Skip to comments.Scientists slice graphite into atom-thick sheets
Posted on 10/22/2004 12:09:03 AM PDT by Stoat
Scientists slice graphite into atom-thick sheets
Published Thursday 21st October 2004 23:29 GMT
An international team of scientists has made a new material just one atom thick, by extracting a single plane of carbon from a graphite crystal. Known as graphene, the new fabric effectively exists in just two dimensions, and could pave the way for computers built from single molecules.

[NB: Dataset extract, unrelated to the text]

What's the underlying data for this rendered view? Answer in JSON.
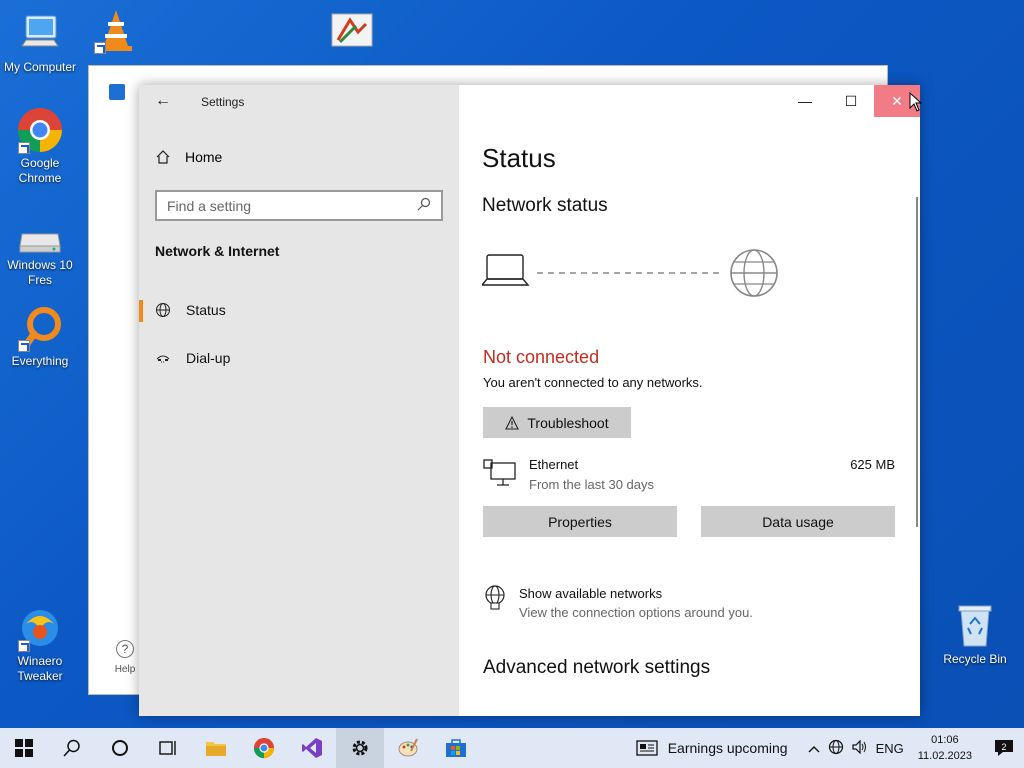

In the latest edition of Science, published tomorrow, the scientists from Manchester University and Chernogolovka, Russia, explain that the atomic sheet is a fullerene molecule. Fullerenes are a class of carbon molecules discovered in the last twenty years. The first, the famous football-shaped Carbon-60 molecule, was named for architect Buckminster Fuller, because of its resemblance to his geodesic dome structures.
The sheet of atoms is highly flexible, stable and strong and demonstrates remarkable conductivity. Manchester Universitys Professor Andre Geim says that qualities like this have been found so far only in nanotubes. "As carbon nanotubes are basically made from rolled-up narrow stripes of graphene, any of the thousands of applications currently considered for nanotubes renowned for their unique properties can also apply to graphene itself," he said.

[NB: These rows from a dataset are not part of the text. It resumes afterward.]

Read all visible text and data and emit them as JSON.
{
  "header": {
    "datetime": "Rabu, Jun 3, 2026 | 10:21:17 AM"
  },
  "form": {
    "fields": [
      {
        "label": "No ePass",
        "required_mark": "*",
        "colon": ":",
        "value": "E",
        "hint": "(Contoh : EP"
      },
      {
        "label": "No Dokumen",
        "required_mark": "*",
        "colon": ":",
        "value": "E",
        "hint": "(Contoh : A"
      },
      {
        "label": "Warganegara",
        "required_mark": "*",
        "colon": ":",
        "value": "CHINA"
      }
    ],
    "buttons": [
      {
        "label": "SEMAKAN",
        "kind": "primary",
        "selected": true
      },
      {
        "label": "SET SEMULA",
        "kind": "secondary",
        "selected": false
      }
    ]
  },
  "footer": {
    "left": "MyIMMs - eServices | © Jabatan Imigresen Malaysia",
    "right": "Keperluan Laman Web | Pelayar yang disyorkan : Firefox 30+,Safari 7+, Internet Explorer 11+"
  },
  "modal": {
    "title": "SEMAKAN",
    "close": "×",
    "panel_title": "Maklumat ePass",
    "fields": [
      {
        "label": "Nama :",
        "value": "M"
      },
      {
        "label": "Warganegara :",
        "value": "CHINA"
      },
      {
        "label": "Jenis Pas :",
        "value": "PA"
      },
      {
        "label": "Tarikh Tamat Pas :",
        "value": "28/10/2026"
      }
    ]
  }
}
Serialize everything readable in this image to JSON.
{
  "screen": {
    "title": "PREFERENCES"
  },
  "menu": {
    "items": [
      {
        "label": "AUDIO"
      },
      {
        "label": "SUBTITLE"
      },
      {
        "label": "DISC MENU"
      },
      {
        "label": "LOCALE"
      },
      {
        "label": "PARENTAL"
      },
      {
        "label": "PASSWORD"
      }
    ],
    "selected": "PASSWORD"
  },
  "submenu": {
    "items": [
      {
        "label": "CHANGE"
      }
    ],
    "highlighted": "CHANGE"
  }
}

Although the samples they have studied are mere microns across, the researchers found that the electrons will travel across the material without scattering over submicron distances ideal for building very fast switching transistors. The researchers have even managed to demonstrate an ambipolar field effect transistor (a transistor commonly used to amplify a weak signal, such as a wireless signal) that works under ambient conditions.
Geim adds that there is some way to go still before the material can legitimately be considered the next big thing. Currently, the samples are tens of microns across, but for real engineering, the scientist says wafers will need to be a few inches in size.

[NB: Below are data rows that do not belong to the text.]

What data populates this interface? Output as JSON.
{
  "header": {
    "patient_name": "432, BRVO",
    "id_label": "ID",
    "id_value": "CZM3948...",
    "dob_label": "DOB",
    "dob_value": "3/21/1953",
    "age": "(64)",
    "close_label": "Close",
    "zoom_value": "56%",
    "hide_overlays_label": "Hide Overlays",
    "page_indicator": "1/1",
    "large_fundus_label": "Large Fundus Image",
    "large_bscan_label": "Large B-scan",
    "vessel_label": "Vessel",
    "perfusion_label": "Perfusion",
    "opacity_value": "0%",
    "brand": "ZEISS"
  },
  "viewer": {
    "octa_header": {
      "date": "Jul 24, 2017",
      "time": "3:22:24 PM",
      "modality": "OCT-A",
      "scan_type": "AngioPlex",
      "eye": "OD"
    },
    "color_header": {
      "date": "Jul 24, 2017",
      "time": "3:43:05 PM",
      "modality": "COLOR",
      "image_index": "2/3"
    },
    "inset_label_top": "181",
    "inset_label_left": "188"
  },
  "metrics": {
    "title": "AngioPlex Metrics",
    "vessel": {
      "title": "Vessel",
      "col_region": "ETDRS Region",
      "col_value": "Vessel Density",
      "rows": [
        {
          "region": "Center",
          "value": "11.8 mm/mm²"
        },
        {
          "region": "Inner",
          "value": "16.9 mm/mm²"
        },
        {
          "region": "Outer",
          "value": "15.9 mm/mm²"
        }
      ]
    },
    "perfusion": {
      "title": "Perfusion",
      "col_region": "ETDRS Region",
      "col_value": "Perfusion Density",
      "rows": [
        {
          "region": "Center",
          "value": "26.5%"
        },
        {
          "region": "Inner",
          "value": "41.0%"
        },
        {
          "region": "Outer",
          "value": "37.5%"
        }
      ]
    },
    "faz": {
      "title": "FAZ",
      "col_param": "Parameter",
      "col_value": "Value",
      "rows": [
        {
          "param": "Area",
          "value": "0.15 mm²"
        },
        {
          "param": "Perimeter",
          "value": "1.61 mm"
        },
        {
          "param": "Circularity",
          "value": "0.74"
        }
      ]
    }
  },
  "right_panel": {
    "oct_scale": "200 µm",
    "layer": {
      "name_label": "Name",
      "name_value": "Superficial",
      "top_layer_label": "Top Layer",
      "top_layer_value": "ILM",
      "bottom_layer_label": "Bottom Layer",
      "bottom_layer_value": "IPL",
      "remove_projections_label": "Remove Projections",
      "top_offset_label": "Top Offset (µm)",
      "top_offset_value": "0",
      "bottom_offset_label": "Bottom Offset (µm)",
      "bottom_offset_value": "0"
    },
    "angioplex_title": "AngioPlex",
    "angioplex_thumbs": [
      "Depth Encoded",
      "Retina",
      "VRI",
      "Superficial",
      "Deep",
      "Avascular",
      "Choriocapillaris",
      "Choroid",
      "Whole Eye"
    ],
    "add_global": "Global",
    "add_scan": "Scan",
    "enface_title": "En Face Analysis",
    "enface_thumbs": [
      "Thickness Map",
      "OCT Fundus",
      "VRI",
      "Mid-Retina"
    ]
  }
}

However, Dr. Novoselov, Geims counterpart at Chernogolovka, is optimistic: "Only ten years ago carbon nanotubes were less than a micron long. Now, scientists can make nanotubes several centimetres long, and similar progress can reasonably be expected for carbon nanofabric too."
No matter what the article says, Al Gore invented this.
I did that in my kitchen last week, without bragging about it.
Well, that's just fine.
before or after you built the atom smasher from washing machine parts?
So, back-engineered alien UFO technology surfaces again!
Seriously, if they can figure out how to bond this (...is it warpable, can it be woven instead of just bonding to a substrate?), then perhaps we can start to look seriously at the Space Elevator. Now starting THAT project would be a worthy goal for W in his second term.
That would sure make the keyboard impossible to use.
You just have to develop liiiiitle tiiiiiny fingertips.
Re: ambipolar field effect transistor qualities
S. J. Tans, R. M. Verschueren, and C. Dekker, Room temperature tran-sistor based on a single carbon nanotube, Nature, vol. 393, pp. 4952,1998.
I don't think the response to terrorism is to stop progress. Perhaps such a target would be exactly what they'd want to hit, but we Americans don't stop living just because they'd want to kill us, do we?
Some folks think there were three.
I could do the same thing with a number 3 pencil...
Boy, that could cause a really nasty "paper cut".
Sounds like we're approaching ET cleverness in such constructions.
I think one or more of the filmy, foily artifacts from more than a crash or there was analyzed to find an odd mix of elements bonded together in a mystifying layering wherein each element was only an atom or so thick in it's layer.
My Grandma could do this with a roast.
Then we're in agreement. I thought you were implying we shouldn't build it because they'd target it. Actually, it might be tasty bait to lure the rodents out!
What, make it tough and char it to carbon?
Old technology... fast food restaurants have been doing this with cheese and bacon for decades.
Thin yes, 2 dimensions only....I think not.
Key word is "effectively."
When I first read it, I also scoffed at it being typical 21st century hyperbole... but then, reading on, I realized the statement was meant to describe an actual characteristic of the material. In some ways, it behaves as if there's no third dimension, and thereby reduces losses in that dimension.
Disclaimer: Opinions posted on Free Republic are those of the individual posters and do not necessarily represent the opinion of Free Republic or its management. All materials posted herein are protected by copyright law and the exemption for fair use of copyrighted works.